Data shown
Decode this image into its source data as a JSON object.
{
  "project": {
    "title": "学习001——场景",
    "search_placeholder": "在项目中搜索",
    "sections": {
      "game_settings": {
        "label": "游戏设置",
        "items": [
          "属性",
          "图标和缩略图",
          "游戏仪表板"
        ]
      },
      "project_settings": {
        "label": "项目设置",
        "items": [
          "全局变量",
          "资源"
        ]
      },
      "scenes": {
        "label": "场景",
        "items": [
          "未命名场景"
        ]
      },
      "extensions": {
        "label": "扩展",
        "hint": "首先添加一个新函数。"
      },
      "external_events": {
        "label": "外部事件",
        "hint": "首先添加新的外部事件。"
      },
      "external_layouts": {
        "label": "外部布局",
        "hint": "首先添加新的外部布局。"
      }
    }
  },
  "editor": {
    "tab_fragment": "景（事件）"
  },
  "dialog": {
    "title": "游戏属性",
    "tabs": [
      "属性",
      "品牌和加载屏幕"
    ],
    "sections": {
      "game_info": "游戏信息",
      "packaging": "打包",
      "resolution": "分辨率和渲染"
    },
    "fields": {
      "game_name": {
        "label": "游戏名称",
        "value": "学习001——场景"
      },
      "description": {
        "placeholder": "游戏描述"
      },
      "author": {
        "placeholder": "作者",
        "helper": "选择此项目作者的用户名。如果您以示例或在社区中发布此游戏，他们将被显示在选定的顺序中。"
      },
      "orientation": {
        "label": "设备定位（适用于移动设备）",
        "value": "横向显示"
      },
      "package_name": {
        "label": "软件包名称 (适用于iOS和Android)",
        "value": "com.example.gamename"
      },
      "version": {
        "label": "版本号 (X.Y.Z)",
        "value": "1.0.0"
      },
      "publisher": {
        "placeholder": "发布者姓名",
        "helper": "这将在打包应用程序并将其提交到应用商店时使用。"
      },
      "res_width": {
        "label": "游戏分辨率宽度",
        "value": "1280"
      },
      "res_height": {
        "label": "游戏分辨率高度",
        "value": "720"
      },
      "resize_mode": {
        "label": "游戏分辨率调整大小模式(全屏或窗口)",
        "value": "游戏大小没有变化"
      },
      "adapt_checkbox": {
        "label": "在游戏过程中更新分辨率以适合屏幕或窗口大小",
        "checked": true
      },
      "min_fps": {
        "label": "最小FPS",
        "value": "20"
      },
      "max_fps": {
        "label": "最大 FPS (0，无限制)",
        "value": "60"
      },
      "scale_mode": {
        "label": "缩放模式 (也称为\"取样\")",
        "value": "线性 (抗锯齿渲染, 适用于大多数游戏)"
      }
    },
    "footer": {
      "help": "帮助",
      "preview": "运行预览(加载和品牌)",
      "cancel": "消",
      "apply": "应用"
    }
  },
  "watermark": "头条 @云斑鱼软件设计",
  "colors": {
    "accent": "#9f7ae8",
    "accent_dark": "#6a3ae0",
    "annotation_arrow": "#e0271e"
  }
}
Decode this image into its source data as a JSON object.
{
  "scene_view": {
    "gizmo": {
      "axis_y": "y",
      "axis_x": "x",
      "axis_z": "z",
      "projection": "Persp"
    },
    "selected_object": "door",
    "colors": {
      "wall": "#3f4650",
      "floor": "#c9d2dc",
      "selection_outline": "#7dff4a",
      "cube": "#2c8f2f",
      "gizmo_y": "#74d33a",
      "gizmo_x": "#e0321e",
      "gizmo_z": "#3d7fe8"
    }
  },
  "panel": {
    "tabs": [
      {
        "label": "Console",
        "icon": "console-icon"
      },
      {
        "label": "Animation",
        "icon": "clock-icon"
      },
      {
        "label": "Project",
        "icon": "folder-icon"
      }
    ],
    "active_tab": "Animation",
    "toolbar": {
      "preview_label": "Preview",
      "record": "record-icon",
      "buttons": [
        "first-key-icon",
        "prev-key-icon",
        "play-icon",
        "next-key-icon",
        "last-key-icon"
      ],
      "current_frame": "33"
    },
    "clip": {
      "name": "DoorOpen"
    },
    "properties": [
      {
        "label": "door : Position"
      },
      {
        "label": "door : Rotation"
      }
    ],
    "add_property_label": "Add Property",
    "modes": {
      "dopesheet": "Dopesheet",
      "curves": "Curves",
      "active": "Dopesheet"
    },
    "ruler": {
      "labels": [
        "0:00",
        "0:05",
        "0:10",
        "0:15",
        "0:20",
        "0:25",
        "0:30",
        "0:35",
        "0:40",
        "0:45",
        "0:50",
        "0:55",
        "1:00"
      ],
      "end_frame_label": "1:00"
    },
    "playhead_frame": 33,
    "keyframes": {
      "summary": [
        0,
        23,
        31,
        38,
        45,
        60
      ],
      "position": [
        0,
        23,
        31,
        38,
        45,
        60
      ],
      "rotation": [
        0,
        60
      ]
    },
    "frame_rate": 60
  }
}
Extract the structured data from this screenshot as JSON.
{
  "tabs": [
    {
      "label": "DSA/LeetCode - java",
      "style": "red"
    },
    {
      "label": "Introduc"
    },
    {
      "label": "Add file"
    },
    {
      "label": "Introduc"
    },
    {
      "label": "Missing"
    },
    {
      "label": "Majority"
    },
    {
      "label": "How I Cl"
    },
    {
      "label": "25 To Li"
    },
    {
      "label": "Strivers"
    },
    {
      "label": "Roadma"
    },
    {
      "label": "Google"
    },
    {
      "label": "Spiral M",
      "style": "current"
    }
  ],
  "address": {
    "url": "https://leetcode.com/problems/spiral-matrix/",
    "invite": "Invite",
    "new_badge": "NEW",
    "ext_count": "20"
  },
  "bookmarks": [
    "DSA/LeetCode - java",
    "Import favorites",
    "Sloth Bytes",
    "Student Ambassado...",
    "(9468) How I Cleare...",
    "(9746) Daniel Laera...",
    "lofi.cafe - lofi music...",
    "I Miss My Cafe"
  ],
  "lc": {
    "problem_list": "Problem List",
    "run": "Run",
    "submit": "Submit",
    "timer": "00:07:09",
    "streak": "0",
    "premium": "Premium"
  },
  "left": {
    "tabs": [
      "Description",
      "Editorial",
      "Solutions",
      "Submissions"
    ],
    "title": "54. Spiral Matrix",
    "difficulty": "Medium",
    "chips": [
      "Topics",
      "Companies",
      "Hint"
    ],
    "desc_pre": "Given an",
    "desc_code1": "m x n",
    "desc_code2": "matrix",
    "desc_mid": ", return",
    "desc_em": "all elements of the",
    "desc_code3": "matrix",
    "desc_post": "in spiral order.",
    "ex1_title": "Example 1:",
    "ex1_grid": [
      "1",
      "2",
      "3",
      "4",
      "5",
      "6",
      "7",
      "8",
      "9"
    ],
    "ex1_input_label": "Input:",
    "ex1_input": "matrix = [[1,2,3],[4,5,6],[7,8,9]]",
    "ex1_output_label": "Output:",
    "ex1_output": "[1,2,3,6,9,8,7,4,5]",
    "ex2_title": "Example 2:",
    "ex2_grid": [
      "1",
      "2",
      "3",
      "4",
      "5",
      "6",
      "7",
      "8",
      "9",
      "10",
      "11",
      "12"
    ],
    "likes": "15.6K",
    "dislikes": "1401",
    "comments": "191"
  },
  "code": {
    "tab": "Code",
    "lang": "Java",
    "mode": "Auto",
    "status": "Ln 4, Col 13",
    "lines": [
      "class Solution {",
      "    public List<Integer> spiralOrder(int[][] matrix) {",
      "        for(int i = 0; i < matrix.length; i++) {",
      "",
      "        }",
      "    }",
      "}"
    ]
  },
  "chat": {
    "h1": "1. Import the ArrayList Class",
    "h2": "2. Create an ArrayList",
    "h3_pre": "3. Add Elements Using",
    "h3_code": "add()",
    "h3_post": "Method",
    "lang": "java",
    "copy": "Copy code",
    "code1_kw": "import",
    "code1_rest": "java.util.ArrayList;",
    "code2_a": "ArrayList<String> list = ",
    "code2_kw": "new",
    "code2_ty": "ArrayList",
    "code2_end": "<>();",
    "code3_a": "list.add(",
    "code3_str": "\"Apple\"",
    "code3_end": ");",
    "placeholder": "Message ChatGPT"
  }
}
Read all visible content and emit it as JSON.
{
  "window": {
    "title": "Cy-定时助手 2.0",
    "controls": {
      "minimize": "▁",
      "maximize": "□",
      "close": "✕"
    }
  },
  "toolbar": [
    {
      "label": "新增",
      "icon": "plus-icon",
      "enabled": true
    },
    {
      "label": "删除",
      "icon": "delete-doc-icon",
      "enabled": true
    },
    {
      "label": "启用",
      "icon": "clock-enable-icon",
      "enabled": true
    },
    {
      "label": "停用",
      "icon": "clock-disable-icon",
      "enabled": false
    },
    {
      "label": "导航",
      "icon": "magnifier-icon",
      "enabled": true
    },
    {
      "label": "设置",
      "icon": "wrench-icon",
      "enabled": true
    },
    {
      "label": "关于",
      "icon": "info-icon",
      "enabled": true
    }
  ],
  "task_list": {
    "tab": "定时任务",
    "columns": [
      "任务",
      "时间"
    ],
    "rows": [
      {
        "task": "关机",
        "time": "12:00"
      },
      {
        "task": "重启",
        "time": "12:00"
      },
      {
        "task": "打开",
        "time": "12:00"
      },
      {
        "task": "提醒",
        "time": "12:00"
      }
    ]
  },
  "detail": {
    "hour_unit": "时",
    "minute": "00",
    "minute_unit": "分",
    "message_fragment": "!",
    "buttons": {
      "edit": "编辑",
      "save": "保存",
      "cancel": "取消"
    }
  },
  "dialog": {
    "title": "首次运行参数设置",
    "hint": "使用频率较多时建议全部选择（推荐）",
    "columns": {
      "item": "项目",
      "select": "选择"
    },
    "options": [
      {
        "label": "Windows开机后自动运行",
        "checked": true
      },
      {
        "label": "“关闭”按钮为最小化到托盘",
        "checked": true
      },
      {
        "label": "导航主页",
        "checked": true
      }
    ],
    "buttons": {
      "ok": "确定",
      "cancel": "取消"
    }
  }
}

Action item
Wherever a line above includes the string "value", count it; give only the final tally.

Response
10